As most people know, when a non-native organism is introduced into a foreign habitat it can have a devastating impact on the plants and animals that make up that ecosystem -- like an ecological ticking time-bomb. But despite the notion that invasive species really only cause harm to wildlife, society itself isn't necessarily invulnerable. In his recently published doctoral dissertation, Ph.D candidate Lawrence Roberge notes a troubling potential for terrorists to intentionally release non-native species, like feral pigs and ticks, to serve as 'weapons' in bioterrorism attacks against the United States.
Roberge, who is associate professor of Anatomy & Physiology at Laboure College and working towards a Ph.D from Atlantic International University, warns of the risks posed by the weaponization of invasive wildlife by terrorist organizations. The introduction of non-native plant and animals into specific ecosystems and agricultural regions could do as much societal and economic damage as even more typical biologic weapons like anthrax and smallpox, Roberge asserts.

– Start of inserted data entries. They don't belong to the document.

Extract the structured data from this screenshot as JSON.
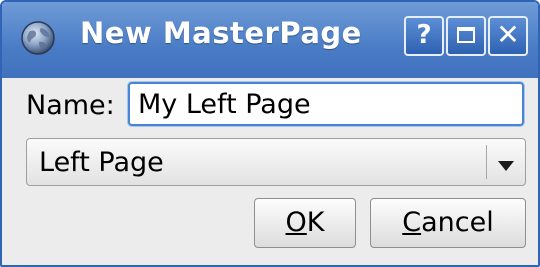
{
  "window": {
    "title": "New MasterPage",
    "help_label": "?",
    "close_label": "✕",
    "icon": "globe-icon"
  },
  "form": {
    "name_label": "Name:",
    "name_value": "My Left Page",
    "page_type_value": "Left Page"
  },
  "buttons": {
    "ok_mnemonic": "O",
    "ok_rest": "K",
    "cancel_mnemonic": "C",
    "cancel_rest": "ancel"
  },
  "colors": {
    "titlebar": "#4a7cc6",
    "window_border": "#2f65b4",
    "focus_border": "#4a84d6"
  }
}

And what's worse, the United States is woefully unprepared for such an attack. "We must prepare for the use of invasive species as biological weapons," Roberge says. "These types of weapons are inexpensive to produce and hard to detect immediately, so they can cause extensive damage before they can be controlled."
A press release from Business Wire outlines just a few potentially weaponized species and what sort of damage could be expected if they were to be released:

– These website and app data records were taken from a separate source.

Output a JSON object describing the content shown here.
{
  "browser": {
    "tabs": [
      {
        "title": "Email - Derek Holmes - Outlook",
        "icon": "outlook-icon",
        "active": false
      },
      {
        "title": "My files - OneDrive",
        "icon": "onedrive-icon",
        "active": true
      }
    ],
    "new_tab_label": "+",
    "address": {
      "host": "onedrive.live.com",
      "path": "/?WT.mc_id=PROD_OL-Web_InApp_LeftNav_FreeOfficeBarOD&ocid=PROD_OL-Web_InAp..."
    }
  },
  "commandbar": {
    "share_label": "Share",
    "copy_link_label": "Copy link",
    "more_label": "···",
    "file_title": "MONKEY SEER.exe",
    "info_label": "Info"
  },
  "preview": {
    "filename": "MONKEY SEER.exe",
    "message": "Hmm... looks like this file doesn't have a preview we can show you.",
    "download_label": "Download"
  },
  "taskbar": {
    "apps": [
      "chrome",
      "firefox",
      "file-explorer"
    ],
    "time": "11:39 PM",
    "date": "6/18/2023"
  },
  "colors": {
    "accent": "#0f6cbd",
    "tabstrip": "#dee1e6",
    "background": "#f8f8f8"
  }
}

-Feral pigs can be used to carry the Nipah virus and spread disease to humans, cattle and wildlife.
-The heartwater pathogen, a microbe that can cause heart and pulmonary edema, and carried by the tropical bont tick, can kill deer, cattle or other wildlife, and potentially be transmitted to humans.
-Striga, a plant parasite that can destroy corn crops, and subsequently devastate commodity markets and bio-fuel production.

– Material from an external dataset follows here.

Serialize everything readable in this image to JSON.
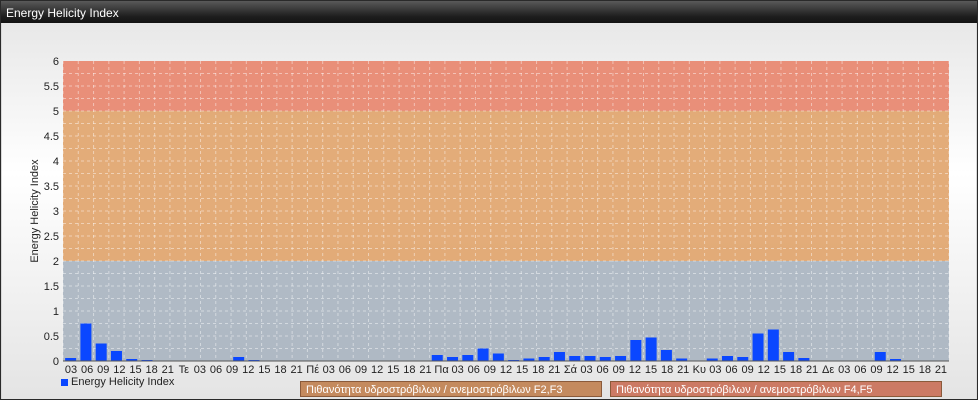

-Barberry plants that are eaten by birds whose droppings spread wheat stem rust, which can cause a decline or destruction of wheat production.
Scary stuff, made all the worse considering the lasting ecological fallout that would result from attacks like these. Still, Roberge suggests there are steps that can be taken to avoid the weaponized species from ever being released, like by setting up a global network to report on invasive species and making a database of how best to eliminate them.